Let’s talk about your art, since you’ve experimented with so many different art forms with some very complex motifs. You draw your inspiration for your collection of silk scarves from your Croatian heritage. What about your earlier works? Were you always expressing your roots through your art?
“I have experimented with the photographic medium, collage, and print media to question mortality and fallibility and the ways in which personal and social identity are constructed and represented. I have consistently worked with themes that respond to the human condition and experience. I’m heavily influenced by the writings of Geoffry Batchen who has written extensively about both Vernacular Photography and the Victorian period when mourning photography, jewelry and clothing became a way of marking grief publicly. Lockets and brooches containing photographs and hair of the deceased were a tangible reminder of the dead person and also a memento mori, a reminder that death comes to us all. While living in the desert and working with the Pitjantjajara people myth and folklore became a loaded subject matter in my work, in particular, the Dingo and the domesticated dog was seen as an important symbol among artists work and everyday storytelling. In my exhibition, which will open in Split in the Galerija Umjetnina in June, you will see the lone wolf, portrayed throughout history in many forms, crossing over into folklore and myth and featuring within Croatian folklore and colloquial speech. In a contemporary context seen as a survivor on the periphery, struggling for existence, but also the ancestor of man’s best friend, the dog. A loaded metaphor on many levels almost becoming cliché“.
Back to your latest line of scarves and of course the exhibition that will follow soon after the grand introduction of Voli scarves at the Arterija on May 24. How was your line received abroad and what kind of results do you expect from Croatian customers?
Voli scarves were extremely well received not only in our flagship store in Perth but also at every fashion expo we ever took part in. For instance, in October last year in London, we were the only European exhibitor to be invited to this event organized by Stylist magazine during which they showcase up and coming designers.
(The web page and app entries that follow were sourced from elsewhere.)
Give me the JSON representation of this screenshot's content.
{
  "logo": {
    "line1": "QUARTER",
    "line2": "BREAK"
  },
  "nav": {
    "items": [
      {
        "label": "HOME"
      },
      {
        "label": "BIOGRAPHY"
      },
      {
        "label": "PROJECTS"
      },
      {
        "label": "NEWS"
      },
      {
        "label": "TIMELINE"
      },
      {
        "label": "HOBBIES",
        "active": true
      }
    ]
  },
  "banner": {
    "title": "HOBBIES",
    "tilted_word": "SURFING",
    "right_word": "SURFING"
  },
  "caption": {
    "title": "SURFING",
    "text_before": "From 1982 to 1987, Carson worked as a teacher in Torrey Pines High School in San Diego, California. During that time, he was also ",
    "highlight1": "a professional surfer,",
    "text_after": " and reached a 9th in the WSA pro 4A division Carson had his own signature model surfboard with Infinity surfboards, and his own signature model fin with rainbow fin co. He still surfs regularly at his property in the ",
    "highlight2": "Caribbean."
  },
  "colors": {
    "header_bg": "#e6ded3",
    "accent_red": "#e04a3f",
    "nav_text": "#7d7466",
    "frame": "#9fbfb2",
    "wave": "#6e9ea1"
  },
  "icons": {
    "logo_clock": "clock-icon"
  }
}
As for Croatia, especially Split, we have high hopes. Split residents, particularly women, take great care and pride in their appearance. Just come down to Riva on a sunny Saturday morning. It looks like a fashion show every week. All my friends and acquaintances in Split love our work so all I can do is invite all fashionistas to come and see us at Arterija and to browse through our line.
Are you already working on a new collection?
Yes, our new 2017 collection is already underway, and once again we will use Croatian motifs, with horses being our main source of inspiration. We have a long summer ahead of us so we will see what other great ideas it will bring. Out main focus now is the exhibition at the Galerija Umjetnina which will open on June 6th.
We wish Pete great success with their line of designer scarves, and if you want to own a unique piece of art that will put the perfect and stylish finishing touch on your outfit, don’t forget to visit Arterija on Morpurgova poljana 1 in Split on May 24th at 6 PM and support this amazing artist.